*Task goal*: Lines below that include "summarize" are the answer; copy each one.

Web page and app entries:
==========

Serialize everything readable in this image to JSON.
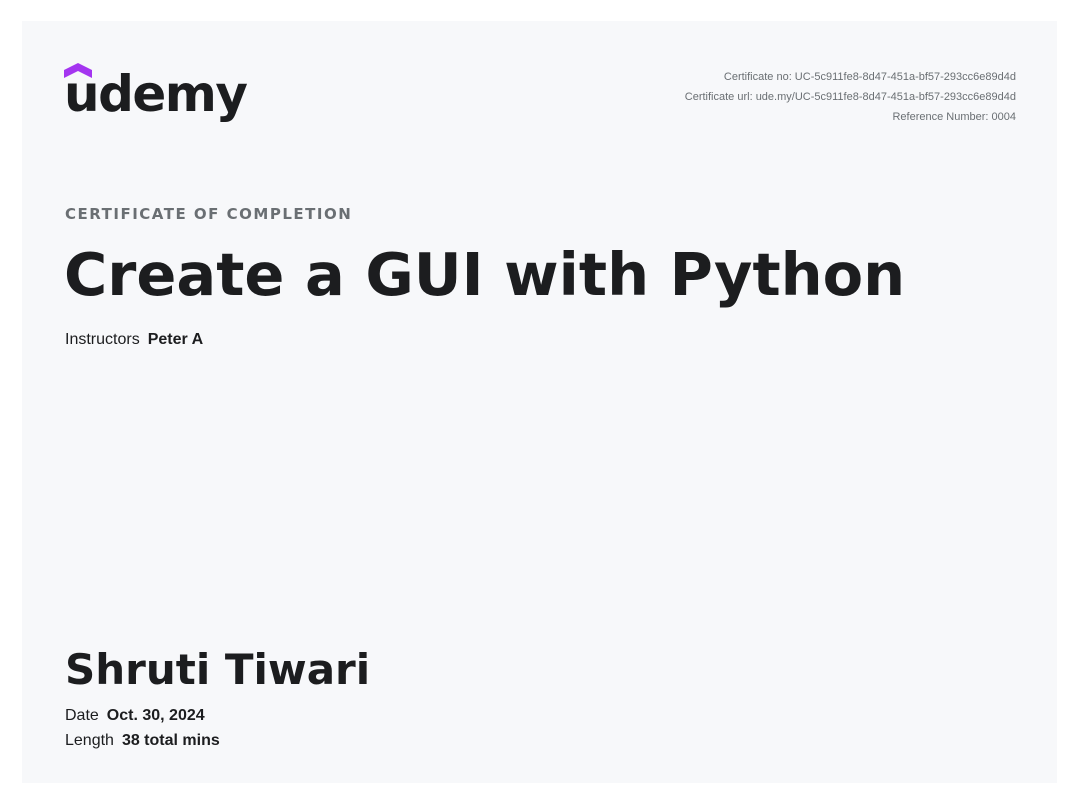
{
  "brand": {
    "name": "udemy",
    "accent_color": "#a435f0",
    "icon": "udemy-hat-icon"
  },
  "meta": {
    "certificate_no": "Certificate no: UC-5c911fe8-8d47-451a-bf57-293cc6e89d4d",
    "certificate_url": "Certificate url: ude.my/UC-5c911fe8-8d47-451a-bf57-293cc6e89d4d",
    "reference_number": "Reference Number: 0004"
  },
  "certificate": {
    "eyebrow": "CERTIFICATE OF COMPLETION",
    "course_title": "Create a GUI with Python",
    "instructors_label": "Instructors",
    "instructors_value": "Peter A",
    "recipient": "Shruti Tiwari",
    "date_label": "Date",
    "date_value": "Oct. 30, 2024",
    "length_label": "Length",
    "length_value": "38 total mins"
  }
}
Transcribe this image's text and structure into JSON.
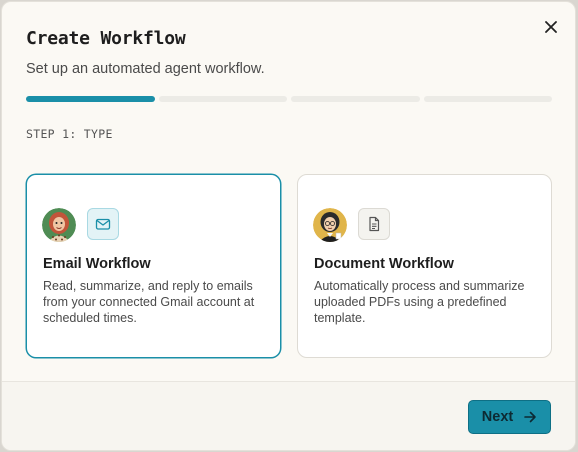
{
  "dialog": {
    "title": "Create Workflow",
    "subtitle": "Set up an automated agent workflow."
  },
  "progress": {
    "total_steps": 4,
    "current_step": 1
  },
  "step": {
    "label": "STEP 1: TYPE"
  },
  "options": [
    {
      "title": "Email Workflow",
      "description": "Read, summarize, and reply to emails from your connected Gmail account at scheduled times.",
      "icon": "mail-icon",
      "selected": true
    },
    {
      "title": "Document Workflow",
      "description": "Automatically process and summarize uploaded PDFs using a predefined template.",
      "icon": "document-icon",
      "selected": false
    }
  ],
  "footer": {
    "next_label": "Next"
  },
  "colors": {
    "accent": "#1a8fa8",
    "background": "#fbf9f4"
  }
}
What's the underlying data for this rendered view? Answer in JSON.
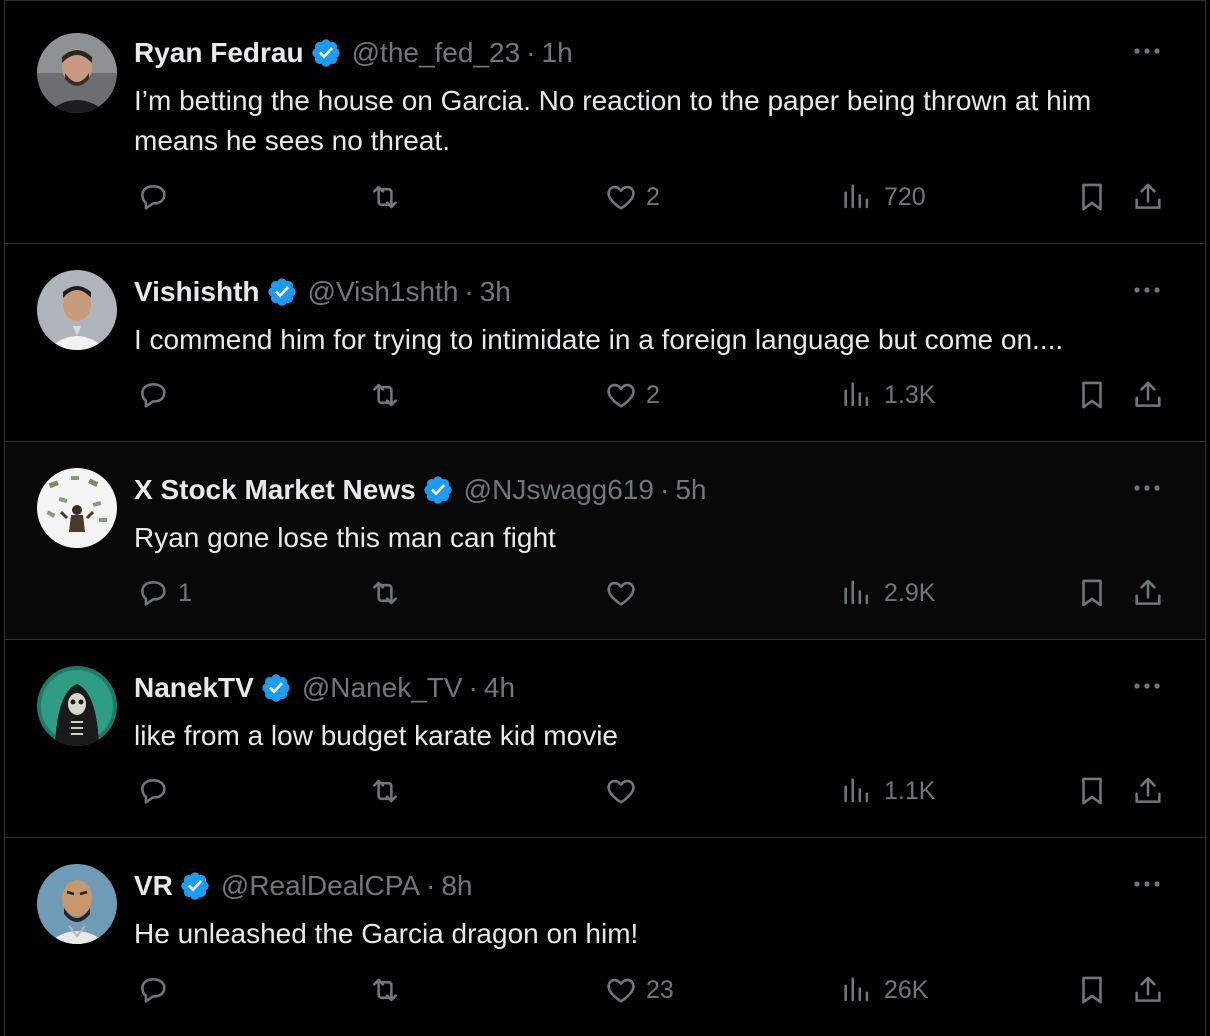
{
  "colors": {
    "background": "#000000",
    "text": "#e7e9ea",
    "muted": "#71767b",
    "divider": "#2f3336",
    "verified": "#1d9bf0"
  },
  "icons": {
    "verified": "verified-badge-icon",
    "more": "more-options-icon",
    "reply": "reply-icon",
    "retweet": "retweet-icon",
    "like": "heart-icon",
    "views": "views-icon",
    "bookmark": "bookmark-icon",
    "share": "share-icon"
  },
  "tweets": [
    {
      "name": "Ryan Fedrau",
      "handle": "@the_fed_23",
      "separator": "·",
      "time": "1h",
      "text": "I’m betting the house on Garcia. No reaction to the paper being thrown at him means he sees no threat.",
      "replies": "",
      "retweets": "",
      "likes": "2",
      "views": "720"
    },
    {
      "name": "Vishishth",
      "handle": "@Vish1shth",
      "separator": "·",
      "time": "3h",
      "text": "I commend him for trying to intimidate in a foreign language but come on....",
      "replies": "",
      "retweets": "",
      "likes": "2",
      "views": "1.3K"
    },
    {
      "name": "X Stock Market News",
      "handle": "@NJswagg619",
      "separator": "·",
      "time": "5h",
      "text": "Ryan gone lose this man can fight",
      "replies": "1",
      "retweets": "",
      "likes": "",
      "views": "2.9K"
    },
    {
      "name": "NanekTV",
      "handle": "@Nanek_TV",
      "separator": "·",
      "time": "4h",
      "text": "like from a low budget karate kid movie",
      "replies": "",
      "retweets": "",
      "likes": "",
      "views": "1.1K"
    },
    {
      "name": "VR",
      "handle": "@RealDealCPA",
      "separator": "·",
      "time": "8h",
      "text": "He unleashed the Garcia dragon on him!",
      "replies": "",
      "retweets": "",
      "likes": "23",
      "views": "26K"
    }
  ]
}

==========

*Solution for this exercise*:
      "description": "Read, summarize, and reply to emails from your connected Gmail account at scheduled times.",
      "description": "Automatically process and summarize uploaded PDFs using a predefined template.",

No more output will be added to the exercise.